- INPUT MATERIAL -
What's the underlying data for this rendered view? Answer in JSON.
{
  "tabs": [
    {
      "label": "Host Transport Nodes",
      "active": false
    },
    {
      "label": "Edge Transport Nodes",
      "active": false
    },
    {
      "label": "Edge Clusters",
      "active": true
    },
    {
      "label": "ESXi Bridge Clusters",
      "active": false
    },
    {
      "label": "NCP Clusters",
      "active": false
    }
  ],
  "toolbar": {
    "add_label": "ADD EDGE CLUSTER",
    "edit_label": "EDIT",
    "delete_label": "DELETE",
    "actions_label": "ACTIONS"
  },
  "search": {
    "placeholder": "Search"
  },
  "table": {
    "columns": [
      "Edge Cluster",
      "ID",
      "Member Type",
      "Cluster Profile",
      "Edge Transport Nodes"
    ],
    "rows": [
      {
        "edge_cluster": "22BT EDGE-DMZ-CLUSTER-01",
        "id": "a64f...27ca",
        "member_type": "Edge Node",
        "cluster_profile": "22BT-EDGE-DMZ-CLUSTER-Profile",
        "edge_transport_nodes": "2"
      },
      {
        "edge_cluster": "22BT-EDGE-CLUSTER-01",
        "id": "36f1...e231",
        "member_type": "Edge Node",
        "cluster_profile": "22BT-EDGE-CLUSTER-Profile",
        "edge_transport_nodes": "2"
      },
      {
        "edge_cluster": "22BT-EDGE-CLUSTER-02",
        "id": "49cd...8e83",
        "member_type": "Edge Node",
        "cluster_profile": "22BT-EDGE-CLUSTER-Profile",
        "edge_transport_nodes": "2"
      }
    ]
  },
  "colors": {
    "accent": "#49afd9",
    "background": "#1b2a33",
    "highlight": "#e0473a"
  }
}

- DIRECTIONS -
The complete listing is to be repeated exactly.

- PROBLEM SOLUTION -
What's the underlying data for this rendered view? Answer in JSON.
{
  "tabs": [
    {
      "label": "Host Transport Nodes",
      "active": false
    },
    {
      "label": "Edge Transport Nodes",
      "active": false
    },
    {
      "label": "Edge Clusters",
      "active": true
    },
    {
      "label": "ESXi Bridge Clusters",
      "active": false
    },
    {
      "label": "NCP Clusters",
      "active": false
    }
  ],
  "toolbar": {
    "add_label": "ADD EDGE CLUSTER",
    "edit_label": "EDIT",
    "delete_label": "DELETE",
    "actions_label": "ACTIONS"
  },
  "search": {
    "placeholder": "Search"
  },
  "table": {
    "columns": [
      "Edge Cluster",
      "ID",
      "Member Type",
      "Cluster Profile",
      "Edge Transport Nodes"
    ],
    "rows": [
      {
        "edge_cluster": "22BT EDGE-DMZ-CLUSTER-01",
        "id": "a64f...27ca",
        "member_type": "Edge Node",
        "cluster_profile": "22BT-EDGE-DMZ-CLUSTER-Profile",
        "edge_transport_nodes": "2"
      },
      {
        "edge_cluster": "22BT-EDGE-CLUSTER-01",
        "id": "36f1...e231",
        "member_type": "Edge Node",
        "cluster_profile": "22BT-EDGE-CLUSTER-Profile",
        "edge_transport_nodes": "2"
      },
      {
        "edge_cluster": "22BT-EDGE-CLUSTER-02",
        "id": "49cd...8e83",
        "member_type": "Edge Node",
        "cluster_profile": "22BT-EDGE-CLUSTER-Profile",
        "edge_transport_nodes": "2"
      }
    ]
  },
  "colors": {
    "accent": "#49afd9",
    "background": "#1b2a33",
    "highlight": "#e0473a"
  }
}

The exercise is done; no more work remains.